Initially, Camille Paglia seemed a strange choice to represent the excesses of 1970s feminism. On the IPA website I found a 2017 article by Janet Albrechtsen (‘We Risk Being Remembered As The Generation That Forgot History’) describing Paglia as “a free thinker”, one who asked how it was that “women’s and gender studies departments came to be ‘frozen at a certain point of ideology in the 1970s’.” My best guess is that the choice of Paglia rather than a more obviously radical feminist is to separate Andrews’ big-C conservative views from those whose original position is more liberal. Paglia is worried that women are handing back their freedoms; Andrews is worried the promised freedom was a mirage, and the social outcomes have been disastrous. Indeed, having long praised Greer’s magnum opus, she would go on to criticise her as a drone and a victim of her own success. To take but one example where the fault line between the two would be evident, Andrews last year told the ‘Moment of Truth’ podcast that co-educational college dormitories (a demand of the Boomers) had been a disaster, and that:
… every time there’s a major progressive push, there is also a highly and generally negative sexual accompaniment to that, so the sexual revolution and the promiscuity, the rise of divorce, and then now having such a high level of assault on campuses and other areas where we’ve pushed so much for an equality and sameness between men and women that is now just leading to an utter degradation for sex and sexual intimacy.

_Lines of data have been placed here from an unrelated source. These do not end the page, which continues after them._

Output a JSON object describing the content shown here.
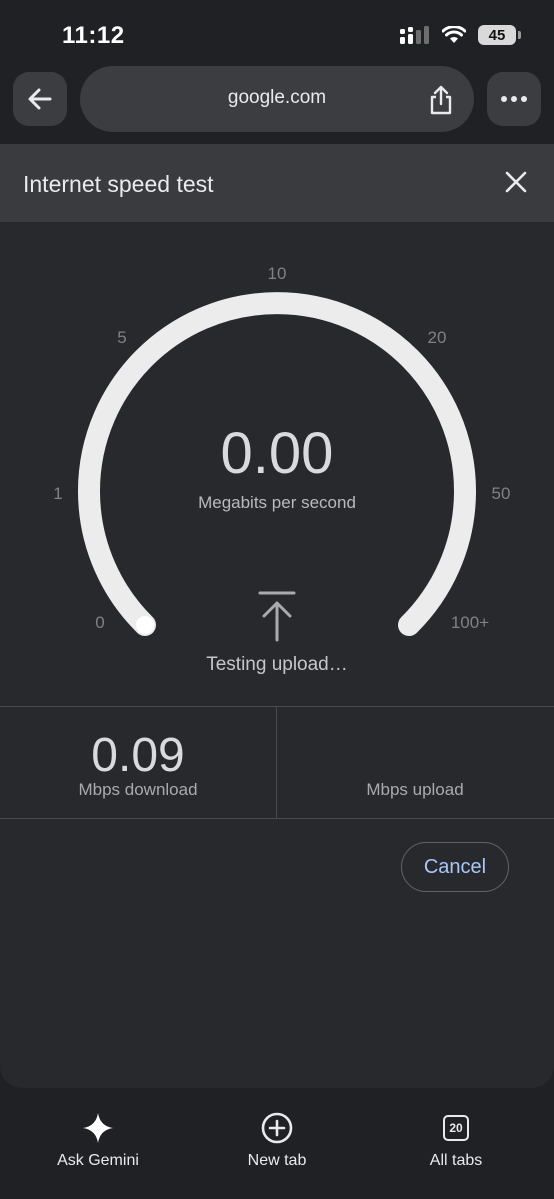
{
  "status_bar": {
    "time": "11:12",
    "battery": "45",
    "icons": [
      "signal-icon",
      "wifi-icon",
      "battery-icon"
    ]
  },
  "toolbar": {
    "url": "google.com",
    "icons": [
      "back-arrow-icon",
      "share-icon",
      "more-icon"
    ]
  },
  "widget": {
    "title": "Internet speed test",
    "gauge": {
      "scale_labels": [
        "0",
        "1",
        "5",
        "10",
        "20",
        "50",
        "100+"
      ],
      "value": "0.00",
      "unit": "Megabits per second",
      "status": "Testing upload…"
    },
    "results": {
      "download_value": "0.09",
      "download_label": "Mbps download",
      "upload_value": "",
      "upload_label": "Mbps upload"
    },
    "cancel_label": "Cancel"
  },
  "bottom_bar": {
    "items": [
      {
        "label": "Ask Gemini",
        "icon": "gemini-sparkle-icon"
      },
      {
        "label": "New tab",
        "icon": "plus-circle-icon"
      },
      {
        "label": "All tabs",
        "icon": "tab-count-icon",
        "count": "20"
      }
    ]
  },
  "colors": {
    "background": "#202124",
    "panel": "#28292c",
    "gauge_track": "#ececec",
    "accent": "#a8c7fa"
  }
}
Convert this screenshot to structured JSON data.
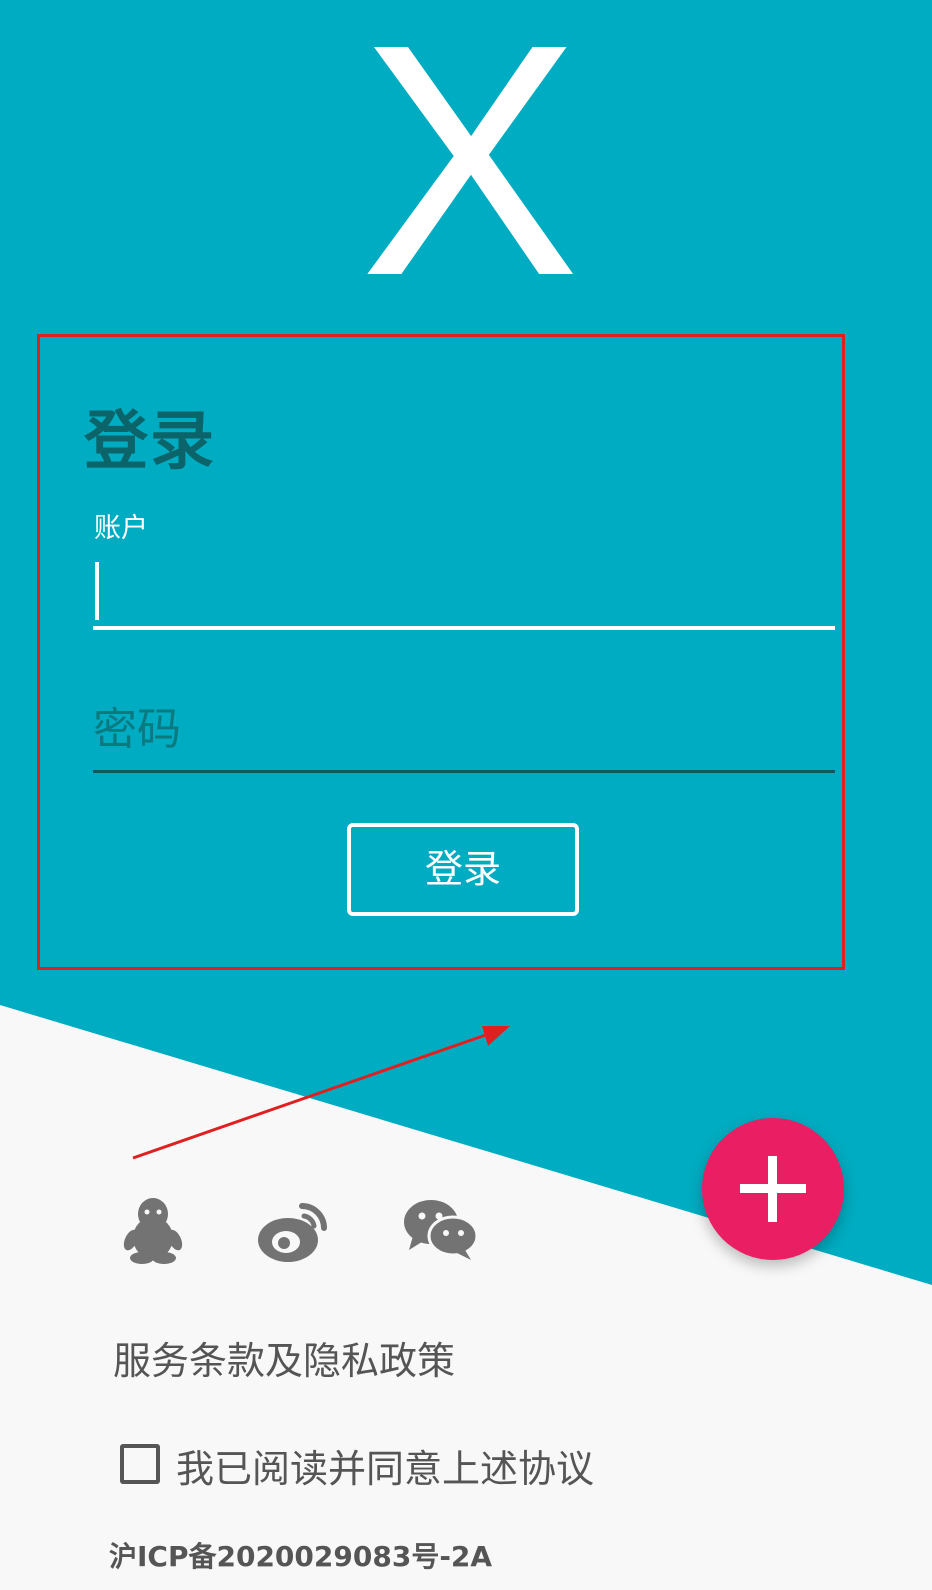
{
  "colors": {
    "primary": "#00acc1",
    "background": "#f8f8f8",
    "accent": "#e91e63",
    "title": "#0b6469",
    "annotation": "#e02020"
  },
  "logo": {
    "text": "X"
  },
  "login": {
    "title": "登录",
    "account_label": "账户",
    "account_value": "",
    "password_placeholder": "密码",
    "submit_label": "登录"
  },
  "fab": {
    "icon": "plus-icon"
  },
  "social": {
    "icons": [
      "qq-icon",
      "weibo-icon",
      "wechat-icon"
    ]
  },
  "footer": {
    "terms_link": "服务条款及隐私政策",
    "agree_label": "我已阅读并同意上述协议",
    "agree_checked": false,
    "icp": "沪ICP备2020029083号-2A"
  }
}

I knew less about another of Andrew’s subjects, the development economist Jeffrey Sachs, of whom she has said:
… like a lot of great men, (Sachs) was born with enormous gifts and used them to good effect, but was then overtaken by hubris. He is a man who has claimed that if we only listen to him, we can eradicate extreme poverty. Not alleviate—eliminate—and that’s contradicting a higher authority than the Harvard economics department to say we need not always have the poor with us.
Sharpton and Sotomayor are used to illustrate the pitfalls of affirmative action and the (perhaps) peculiarly American approach to managing issues of race.
Andrews tends to present the Boomers—those born between 1946 and 1965, in an era defined by an increased birth rate—as a willfully obstinate bunch detached from the challenges of today’s generation. The gap between Boomers and Millennials is as wide as the one between idealism and reality, but even that depends on perceptions such as “my parents had it better than me” or “I have it better than my parents”. We should not disregard context, reflecting on the challenges and opportunities each generation faces. Arguably, whether it be irony or hypocrisy, each generation is not fighting for the next one’s benefit but simply trying to overcome its own challenges.
Many Millennials spend so long in tertiary institutions that they develop a chronic case of over-analysing. Higher education promotes itself as though you are gaining knowledge of the highest power, yet how many curious, open-minded students leave a lecture theatre with no more than a vague concept of the world rather than a proper understanding? This can help explain why so many feel more concerned, uncertain, and even disappointed with what they find out there, and reach the conclusion this was the world given to them by those who went before. Thus, the Boomers have become the brunt of the once optimistic, now disenchanted Millennials. My parents, on the other hand, went out into the world as soon as they could and dealt with reality.